Because it was all new. Brand-new. New technology. Just—a new instrumentation. It was something that'd never been done before. And we had to do it. And I just marvel when I look at the engineering that went on, designing both the B Reactor and the T-plant. How they ever had enough foresight to design in some of the things they designed it, and when something didn't work, they designed in redundancy that allowed us to work around things that didn't work. My hats are off to those designers. It was a marvelous job of designing. Because it worked. We did it. And I'm proud we did it. Anything more?

Give us a story about some jury rig thing that you did.

Buckingham: I [chuckle]—I’ve got to tell you about the Goldberg. [chuckle] When the sample came into the laboratory in the door stop, of course it was extremely radioactive and we had to find some way of removing the—this sample from the door stop so we could make a dilution of it to analyze what was in it. Then we came up with a contraption called the “Goldberg.” [Chuckle.] 

What this was is, we would place the door stop, which was pretty heavy, it weighed about twenty pounds, on this kind of a platform that rotated. And then we would swing it around behind.

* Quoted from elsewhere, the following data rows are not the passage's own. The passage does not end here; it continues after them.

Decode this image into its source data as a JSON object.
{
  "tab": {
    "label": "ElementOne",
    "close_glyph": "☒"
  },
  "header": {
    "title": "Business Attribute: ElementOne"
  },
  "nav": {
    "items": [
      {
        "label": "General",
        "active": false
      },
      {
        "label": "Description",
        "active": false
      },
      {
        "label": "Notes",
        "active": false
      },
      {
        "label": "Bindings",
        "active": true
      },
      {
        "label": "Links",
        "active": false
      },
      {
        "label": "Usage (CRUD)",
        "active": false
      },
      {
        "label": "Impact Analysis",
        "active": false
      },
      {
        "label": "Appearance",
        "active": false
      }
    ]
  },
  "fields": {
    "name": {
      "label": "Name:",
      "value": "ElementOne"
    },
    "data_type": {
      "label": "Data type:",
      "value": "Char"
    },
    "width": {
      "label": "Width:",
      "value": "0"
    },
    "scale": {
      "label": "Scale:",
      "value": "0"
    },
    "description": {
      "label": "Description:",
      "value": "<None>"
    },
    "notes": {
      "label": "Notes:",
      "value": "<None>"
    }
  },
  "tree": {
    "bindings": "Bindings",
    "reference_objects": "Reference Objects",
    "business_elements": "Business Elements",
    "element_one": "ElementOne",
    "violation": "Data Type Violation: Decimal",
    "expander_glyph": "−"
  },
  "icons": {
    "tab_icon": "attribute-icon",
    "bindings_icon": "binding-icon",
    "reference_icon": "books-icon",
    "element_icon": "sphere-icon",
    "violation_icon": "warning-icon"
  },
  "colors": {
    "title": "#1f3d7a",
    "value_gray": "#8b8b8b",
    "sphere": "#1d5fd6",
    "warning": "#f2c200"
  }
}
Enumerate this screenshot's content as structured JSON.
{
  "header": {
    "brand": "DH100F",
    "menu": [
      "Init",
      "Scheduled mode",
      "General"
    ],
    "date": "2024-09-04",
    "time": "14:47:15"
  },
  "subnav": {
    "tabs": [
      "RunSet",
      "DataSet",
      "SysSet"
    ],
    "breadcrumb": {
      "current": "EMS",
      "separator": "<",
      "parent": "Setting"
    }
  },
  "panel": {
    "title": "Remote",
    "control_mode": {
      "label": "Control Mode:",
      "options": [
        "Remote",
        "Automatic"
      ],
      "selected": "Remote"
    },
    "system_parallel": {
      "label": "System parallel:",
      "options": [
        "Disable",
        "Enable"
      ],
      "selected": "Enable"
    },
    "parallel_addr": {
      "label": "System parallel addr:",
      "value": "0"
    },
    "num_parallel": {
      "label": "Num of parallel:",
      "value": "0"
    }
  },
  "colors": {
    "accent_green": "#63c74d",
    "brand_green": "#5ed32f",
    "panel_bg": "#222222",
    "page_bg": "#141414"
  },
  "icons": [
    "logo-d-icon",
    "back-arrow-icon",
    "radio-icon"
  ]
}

And then in front of it there would be a real thick-leaded glass shield with slots in it, and we had a device over here with—that had a pipette on the end of it that went up over the wall and we could poke it then in such a way that we knew exactly where that hole in the door stop was so we could find the samples.

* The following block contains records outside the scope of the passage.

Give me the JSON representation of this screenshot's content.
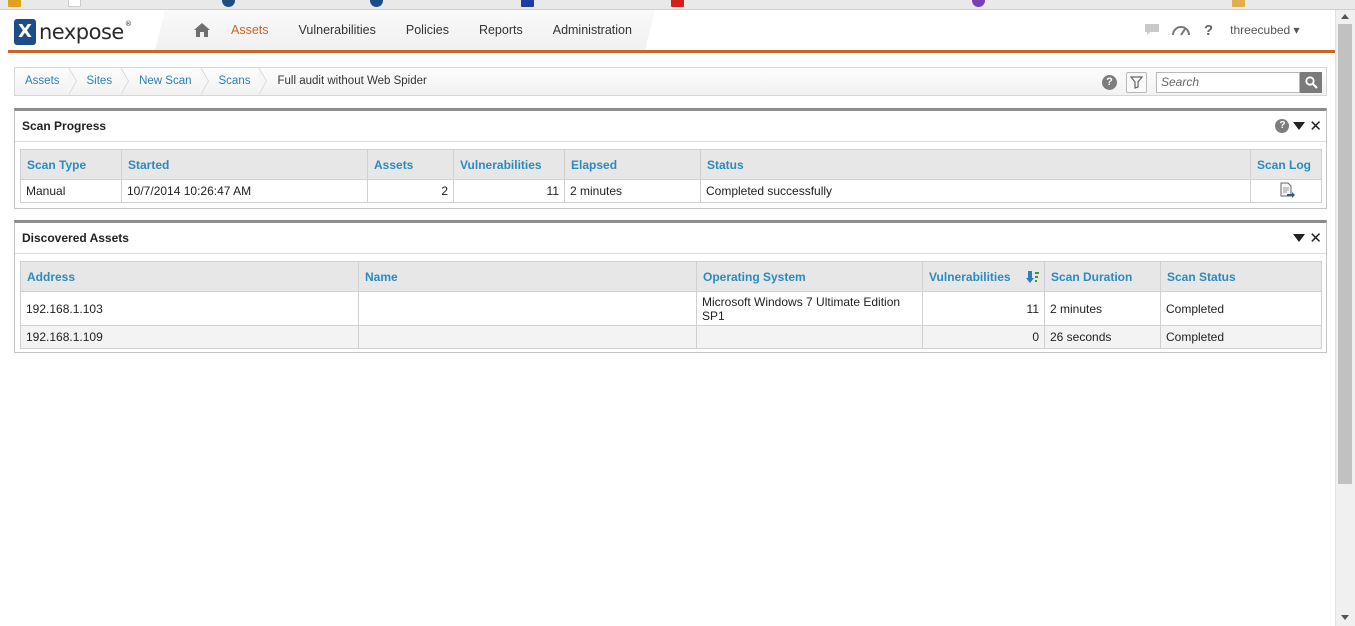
{
  "app": {
    "name": "nexpose"
  },
  "nav": {
    "items": [
      "Assets",
      "Vulnerabilities",
      "Policies",
      "Reports",
      "Administration"
    ],
    "active": "Assets"
  },
  "user": {
    "name": "threecubed ▾"
  },
  "breadcrumb": [
    "Assets",
    "Sites",
    "New Scan",
    "Scans",
    "Full audit without Web Spider"
  ],
  "search": {
    "placeholder": "Search"
  },
  "scan_progress": {
    "title": "Scan Progress",
    "columns": [
      "Scan Type",
      "Started",
      "Assets",
      "Vulnerabilities",
      "Elapsed",
      "Status",
      "Scan Log"
    ],
    "row": {
      "scan_type": "Manual",
      "started": "10/7/2014 10:26:47 AM",
      "assets": "2",
      "vulnerabilities": "11",
      "elapsed": "2 minutes",
      "status": "Completed successfully"
    }
  },
  "discovered_assets": {
    "title": "Discovered Assets",
    "columns": [
      "Address",
      "Name",
      "Operating System",
      "Vulnerabilities",
      "Scan Duration",
      "Scan Status"
    ],
    "rows": [
      {
        "address": "192.168.1.103",
        "name": "",
        "os": "Microsoft Windows 7 Ultimate Edition SP1",
        "vulnerabilities": "11",
        "duration": "2 minutes",
        "status": "Completed"
      },
      {
        "address": "192.168.1.109",
        "name": "",
        "os": "",
        "vulnerabilities": "0",
        "duration": "26 seconds",
        "status": "Completed"
      }
    ]
  },
  "colors": {
    "accent": "#c8662a",
    "link": "#2a7fb3",
    "header_text": "#2b8bbf"
  }
}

Now remember we're only working with half a milliliter at sometimes which is not a very large sample. Be able to find that hole that held that sample, pull it up using a syringe into a pipette and you'd have to then, with long tongs, you'd have to get in there with cotton swabs or cotton wipes to wipe that pipette down to level it to the level, proper level, and then transfer it over into a dilution flask to dilute the samples. So, then after you get it diluted it was—pretty well down to the point where we could work with it in—sometimes we had to continue to use lead bricks for shielding. We used an awful lot of lead bricks around in our laboratories and in the operating facilities. I think we must have had a corner on the lead market for a long time. Now lead is hazardous material unfortunately, but—that was some of the things we did. Some of the other jury rig material that happened in the plants? I can't think of so much in the T-plant as I can in some of the later separation plants that we built later on.

[End.]